And even if you could pick out the faces of the parents in the finished product—silhouettes and proportions that were iconic Simons, flashes of the organic chaos of Ruby's art—the overwhelming impression was of an astonishing compatibility. For instance, anyone who wondered how the monumentalism of Ruby's work could possibly be conveyed—or contained—in a collection of clothing would have recognized symptoms of overscaling. But this is also a Simons signature.
A Ruby painting or sculpture often has an unfinished feel, an urgent sense of something protean arrested in motion. Simons made his name with clothes that traded on that same mood: deconstruction/reconstruction.

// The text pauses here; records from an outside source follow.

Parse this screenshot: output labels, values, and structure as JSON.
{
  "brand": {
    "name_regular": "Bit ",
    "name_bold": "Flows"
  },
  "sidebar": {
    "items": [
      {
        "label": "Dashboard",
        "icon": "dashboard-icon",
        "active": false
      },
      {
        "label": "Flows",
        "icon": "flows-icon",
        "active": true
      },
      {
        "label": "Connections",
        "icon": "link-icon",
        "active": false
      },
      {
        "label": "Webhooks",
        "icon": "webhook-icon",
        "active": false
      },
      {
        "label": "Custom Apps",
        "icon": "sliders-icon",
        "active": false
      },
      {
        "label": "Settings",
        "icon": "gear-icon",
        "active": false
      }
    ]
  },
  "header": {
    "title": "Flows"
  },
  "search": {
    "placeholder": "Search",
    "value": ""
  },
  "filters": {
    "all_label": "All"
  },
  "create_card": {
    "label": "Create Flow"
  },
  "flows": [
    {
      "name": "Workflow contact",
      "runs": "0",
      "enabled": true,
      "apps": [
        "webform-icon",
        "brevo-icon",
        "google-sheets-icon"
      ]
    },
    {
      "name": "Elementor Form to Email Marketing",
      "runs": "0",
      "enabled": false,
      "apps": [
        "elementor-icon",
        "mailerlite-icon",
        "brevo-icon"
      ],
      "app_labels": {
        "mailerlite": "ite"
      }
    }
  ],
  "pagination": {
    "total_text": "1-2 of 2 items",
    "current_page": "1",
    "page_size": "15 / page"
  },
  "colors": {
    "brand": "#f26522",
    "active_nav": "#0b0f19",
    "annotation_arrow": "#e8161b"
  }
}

They came together tonight in coats collaged with pieces of fabric that seemed in an upward rush, about to fly off their foundation. Items that looked like paint-spattered, bleach-splashed artist's workwear evoked images of The Clash, a reminder of how much punk's DIY ethos has motivated both Simons and Ruby. It infused the lineup with a spontaneous, handcrafted quality that felt like a riposte to the shiny Warholian propaganda of Simons' Spring collection.
Which was perhaps the point of the images in this collection. These included a shark's ravening maw and a grasping hand with luridly painted nails, and they were intended, said Ruby, as "icons of consumption." Both men have used photos and words to similar effect in their work. Among the words that reoccurred here as visual motifs were abus lang and father. The first stands for "abusive language"; Ruby acknowledged the second as his particular contribution. A possible connection between the two would have added a layer of psychological complexity, but Ruby would say only that father is a particularly loaded word, used here to imply "the indoctrination of the man."
The show clearly entailed an enormous amount of time and
effort—Ruby has never made soft sculptures as large as the handful that arched over the catwalk—but that was also the point. "What does labor mean now?" Ruby wondered afterward. It was a question that motivated both men while they were working together. Cliché dictates that hard work is its own reward, but in this case it was clearly an expression of something deeper: the joy of friendship, family, the dignity of craft, maybe even the mechanics of desire. Because—and here's the kicker—there was scarcely a soul in the place tonight who wasn't hungering for the clothes as they came down the runway.